*WHAT YOU WILL DO*. Only lines that contain the word "Relative" are to be returned from the data below.
=====
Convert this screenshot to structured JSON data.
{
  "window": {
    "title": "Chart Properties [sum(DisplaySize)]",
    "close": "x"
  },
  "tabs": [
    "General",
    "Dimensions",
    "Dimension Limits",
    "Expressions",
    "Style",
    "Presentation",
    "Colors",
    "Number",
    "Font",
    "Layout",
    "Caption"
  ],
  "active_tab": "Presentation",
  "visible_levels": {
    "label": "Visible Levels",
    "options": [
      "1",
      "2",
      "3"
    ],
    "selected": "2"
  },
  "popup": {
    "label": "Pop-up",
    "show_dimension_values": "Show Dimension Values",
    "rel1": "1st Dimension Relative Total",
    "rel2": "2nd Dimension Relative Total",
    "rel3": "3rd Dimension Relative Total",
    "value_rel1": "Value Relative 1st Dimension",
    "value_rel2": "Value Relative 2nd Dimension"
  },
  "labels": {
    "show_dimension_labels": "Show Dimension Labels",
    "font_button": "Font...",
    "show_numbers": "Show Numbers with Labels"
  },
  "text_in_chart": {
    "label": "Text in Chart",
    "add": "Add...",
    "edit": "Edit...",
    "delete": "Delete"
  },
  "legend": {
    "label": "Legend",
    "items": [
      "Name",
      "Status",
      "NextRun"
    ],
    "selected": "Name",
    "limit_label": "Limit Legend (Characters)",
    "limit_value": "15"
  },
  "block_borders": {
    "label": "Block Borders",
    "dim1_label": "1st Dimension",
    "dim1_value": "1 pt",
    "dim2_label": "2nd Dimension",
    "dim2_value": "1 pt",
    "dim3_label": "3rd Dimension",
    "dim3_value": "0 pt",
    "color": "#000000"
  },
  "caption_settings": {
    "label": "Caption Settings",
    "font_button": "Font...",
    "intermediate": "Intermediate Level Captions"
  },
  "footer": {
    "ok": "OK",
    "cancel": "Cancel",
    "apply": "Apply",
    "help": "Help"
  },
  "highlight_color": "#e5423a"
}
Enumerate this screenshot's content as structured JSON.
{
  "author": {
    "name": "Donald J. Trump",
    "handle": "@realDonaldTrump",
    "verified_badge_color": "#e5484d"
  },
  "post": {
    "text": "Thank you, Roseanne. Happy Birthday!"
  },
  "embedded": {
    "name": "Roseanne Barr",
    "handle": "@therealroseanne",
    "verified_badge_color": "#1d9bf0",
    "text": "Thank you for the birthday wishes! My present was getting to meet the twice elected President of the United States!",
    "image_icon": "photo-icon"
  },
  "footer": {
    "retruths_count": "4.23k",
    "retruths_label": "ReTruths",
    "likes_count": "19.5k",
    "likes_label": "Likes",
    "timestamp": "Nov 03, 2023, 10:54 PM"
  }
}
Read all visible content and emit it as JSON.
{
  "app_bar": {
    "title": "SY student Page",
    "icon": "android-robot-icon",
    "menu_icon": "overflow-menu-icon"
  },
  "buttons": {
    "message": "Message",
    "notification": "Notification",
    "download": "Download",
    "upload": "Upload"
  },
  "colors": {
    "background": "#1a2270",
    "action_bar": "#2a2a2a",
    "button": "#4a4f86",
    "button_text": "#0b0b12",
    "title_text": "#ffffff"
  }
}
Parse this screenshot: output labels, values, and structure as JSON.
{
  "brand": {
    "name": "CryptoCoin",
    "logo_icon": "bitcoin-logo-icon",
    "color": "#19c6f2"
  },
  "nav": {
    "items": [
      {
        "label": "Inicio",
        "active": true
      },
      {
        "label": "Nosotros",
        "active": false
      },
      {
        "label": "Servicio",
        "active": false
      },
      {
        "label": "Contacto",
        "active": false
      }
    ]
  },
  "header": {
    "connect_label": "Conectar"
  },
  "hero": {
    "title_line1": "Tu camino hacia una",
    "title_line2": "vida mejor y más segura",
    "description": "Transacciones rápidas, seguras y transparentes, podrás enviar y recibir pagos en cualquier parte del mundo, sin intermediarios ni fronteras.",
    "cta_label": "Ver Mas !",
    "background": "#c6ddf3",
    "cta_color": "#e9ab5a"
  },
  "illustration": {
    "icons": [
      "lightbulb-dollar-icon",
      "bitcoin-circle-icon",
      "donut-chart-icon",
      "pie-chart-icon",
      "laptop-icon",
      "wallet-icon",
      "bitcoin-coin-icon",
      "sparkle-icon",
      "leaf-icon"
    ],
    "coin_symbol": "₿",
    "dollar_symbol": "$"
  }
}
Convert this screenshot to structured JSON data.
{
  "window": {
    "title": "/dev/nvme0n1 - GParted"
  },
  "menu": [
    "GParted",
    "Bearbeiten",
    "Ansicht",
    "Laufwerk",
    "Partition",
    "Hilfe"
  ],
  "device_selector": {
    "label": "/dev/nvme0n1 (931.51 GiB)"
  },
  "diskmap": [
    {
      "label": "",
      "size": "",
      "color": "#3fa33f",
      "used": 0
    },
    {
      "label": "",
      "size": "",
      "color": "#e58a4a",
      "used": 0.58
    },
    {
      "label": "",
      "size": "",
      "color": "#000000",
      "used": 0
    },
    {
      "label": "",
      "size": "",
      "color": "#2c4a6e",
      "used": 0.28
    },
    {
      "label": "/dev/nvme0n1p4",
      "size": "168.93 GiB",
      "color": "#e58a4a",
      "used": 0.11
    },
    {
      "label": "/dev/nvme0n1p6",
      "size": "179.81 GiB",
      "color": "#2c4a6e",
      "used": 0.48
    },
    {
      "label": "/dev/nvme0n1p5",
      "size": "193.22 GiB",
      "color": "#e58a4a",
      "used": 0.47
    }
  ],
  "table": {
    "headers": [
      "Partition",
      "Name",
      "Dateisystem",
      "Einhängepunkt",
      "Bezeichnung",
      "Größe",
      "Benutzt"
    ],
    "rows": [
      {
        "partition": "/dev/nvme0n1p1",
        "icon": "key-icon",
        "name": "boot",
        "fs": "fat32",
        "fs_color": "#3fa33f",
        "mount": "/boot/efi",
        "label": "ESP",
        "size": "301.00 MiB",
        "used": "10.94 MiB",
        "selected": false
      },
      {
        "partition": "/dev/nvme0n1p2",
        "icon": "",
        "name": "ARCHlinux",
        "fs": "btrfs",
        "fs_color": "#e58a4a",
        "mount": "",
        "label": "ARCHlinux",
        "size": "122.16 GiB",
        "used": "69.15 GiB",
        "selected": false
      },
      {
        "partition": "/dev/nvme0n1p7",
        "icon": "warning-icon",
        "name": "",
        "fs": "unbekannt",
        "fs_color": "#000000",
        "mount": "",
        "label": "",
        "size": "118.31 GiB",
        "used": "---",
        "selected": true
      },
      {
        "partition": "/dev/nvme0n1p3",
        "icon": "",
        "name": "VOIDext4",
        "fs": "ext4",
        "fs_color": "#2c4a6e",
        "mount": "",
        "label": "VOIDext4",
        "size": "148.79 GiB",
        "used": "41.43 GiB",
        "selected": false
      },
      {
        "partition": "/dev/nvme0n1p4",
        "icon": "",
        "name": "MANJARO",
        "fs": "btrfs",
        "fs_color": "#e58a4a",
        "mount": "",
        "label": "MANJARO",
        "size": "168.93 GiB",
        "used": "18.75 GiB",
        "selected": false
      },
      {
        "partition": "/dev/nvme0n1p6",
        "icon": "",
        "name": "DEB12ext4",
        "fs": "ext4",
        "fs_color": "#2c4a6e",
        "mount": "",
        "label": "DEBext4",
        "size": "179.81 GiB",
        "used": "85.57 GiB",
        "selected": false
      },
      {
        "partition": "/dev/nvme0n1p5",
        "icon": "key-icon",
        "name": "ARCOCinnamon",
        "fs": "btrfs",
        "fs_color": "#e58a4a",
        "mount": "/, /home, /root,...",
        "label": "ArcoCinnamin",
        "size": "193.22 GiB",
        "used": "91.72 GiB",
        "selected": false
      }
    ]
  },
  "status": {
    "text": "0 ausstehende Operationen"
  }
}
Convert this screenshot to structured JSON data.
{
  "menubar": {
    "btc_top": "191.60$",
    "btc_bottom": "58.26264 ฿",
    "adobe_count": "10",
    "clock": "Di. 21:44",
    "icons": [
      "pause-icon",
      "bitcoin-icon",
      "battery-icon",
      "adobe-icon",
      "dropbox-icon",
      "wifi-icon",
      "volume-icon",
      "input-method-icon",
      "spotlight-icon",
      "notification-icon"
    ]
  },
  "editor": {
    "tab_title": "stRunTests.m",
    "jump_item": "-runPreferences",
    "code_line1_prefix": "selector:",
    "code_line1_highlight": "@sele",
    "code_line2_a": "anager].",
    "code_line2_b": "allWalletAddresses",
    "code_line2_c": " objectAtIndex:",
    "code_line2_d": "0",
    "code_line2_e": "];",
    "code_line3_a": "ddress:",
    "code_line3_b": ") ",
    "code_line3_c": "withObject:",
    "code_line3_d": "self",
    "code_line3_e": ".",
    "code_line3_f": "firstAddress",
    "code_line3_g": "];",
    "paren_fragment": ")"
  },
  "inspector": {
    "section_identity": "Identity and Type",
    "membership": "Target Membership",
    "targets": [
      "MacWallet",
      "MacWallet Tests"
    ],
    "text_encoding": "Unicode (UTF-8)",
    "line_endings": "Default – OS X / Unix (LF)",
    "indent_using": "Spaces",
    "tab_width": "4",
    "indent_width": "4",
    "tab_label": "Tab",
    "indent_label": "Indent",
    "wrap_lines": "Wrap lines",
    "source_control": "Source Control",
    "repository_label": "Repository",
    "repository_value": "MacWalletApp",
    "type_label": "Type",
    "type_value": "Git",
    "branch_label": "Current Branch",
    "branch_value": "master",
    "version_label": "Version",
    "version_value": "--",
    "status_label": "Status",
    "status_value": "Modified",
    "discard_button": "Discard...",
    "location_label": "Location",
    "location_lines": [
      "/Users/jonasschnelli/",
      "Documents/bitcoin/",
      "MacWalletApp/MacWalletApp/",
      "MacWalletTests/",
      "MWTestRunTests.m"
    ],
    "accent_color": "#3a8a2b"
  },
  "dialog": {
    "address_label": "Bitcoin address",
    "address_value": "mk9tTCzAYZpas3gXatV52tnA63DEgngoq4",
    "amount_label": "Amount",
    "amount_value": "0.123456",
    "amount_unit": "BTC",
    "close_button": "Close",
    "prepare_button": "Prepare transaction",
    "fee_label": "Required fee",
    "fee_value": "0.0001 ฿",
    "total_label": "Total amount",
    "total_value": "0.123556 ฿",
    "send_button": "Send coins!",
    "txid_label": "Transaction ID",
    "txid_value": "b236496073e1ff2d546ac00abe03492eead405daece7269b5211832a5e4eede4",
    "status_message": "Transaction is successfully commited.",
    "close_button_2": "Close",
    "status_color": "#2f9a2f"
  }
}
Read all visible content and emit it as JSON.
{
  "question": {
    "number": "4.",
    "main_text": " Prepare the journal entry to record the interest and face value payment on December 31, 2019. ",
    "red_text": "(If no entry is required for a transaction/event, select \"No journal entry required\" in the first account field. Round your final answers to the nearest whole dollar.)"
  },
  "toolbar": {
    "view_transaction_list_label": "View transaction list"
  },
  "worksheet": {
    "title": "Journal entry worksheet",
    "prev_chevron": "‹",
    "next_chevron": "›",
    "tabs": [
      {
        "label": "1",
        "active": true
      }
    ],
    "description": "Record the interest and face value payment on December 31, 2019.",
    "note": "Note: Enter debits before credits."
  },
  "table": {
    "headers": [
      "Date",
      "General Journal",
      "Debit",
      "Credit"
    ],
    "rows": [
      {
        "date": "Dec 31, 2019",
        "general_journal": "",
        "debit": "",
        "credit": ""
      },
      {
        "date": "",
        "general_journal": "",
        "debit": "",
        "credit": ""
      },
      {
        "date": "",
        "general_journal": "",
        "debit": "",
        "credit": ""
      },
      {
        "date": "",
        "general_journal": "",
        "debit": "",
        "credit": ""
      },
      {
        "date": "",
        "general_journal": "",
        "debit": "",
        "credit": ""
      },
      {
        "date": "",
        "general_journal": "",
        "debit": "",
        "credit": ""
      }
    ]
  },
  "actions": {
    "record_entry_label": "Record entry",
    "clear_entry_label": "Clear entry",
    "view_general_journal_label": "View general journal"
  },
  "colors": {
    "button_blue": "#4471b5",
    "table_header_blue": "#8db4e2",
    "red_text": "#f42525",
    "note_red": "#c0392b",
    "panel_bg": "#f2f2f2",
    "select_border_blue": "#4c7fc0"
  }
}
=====
*EXERCISE RESPONSE*.
    "rel1": "1st Dimension Relative Total",
    "rel2": "2nd Dimension Relative Total",
    "rel3": "3rd Dimension Relative Total",
    "value_rel1": "Value Relative 1st Dimension",
    "value_rel2": "Value Relative 2nd Dimension"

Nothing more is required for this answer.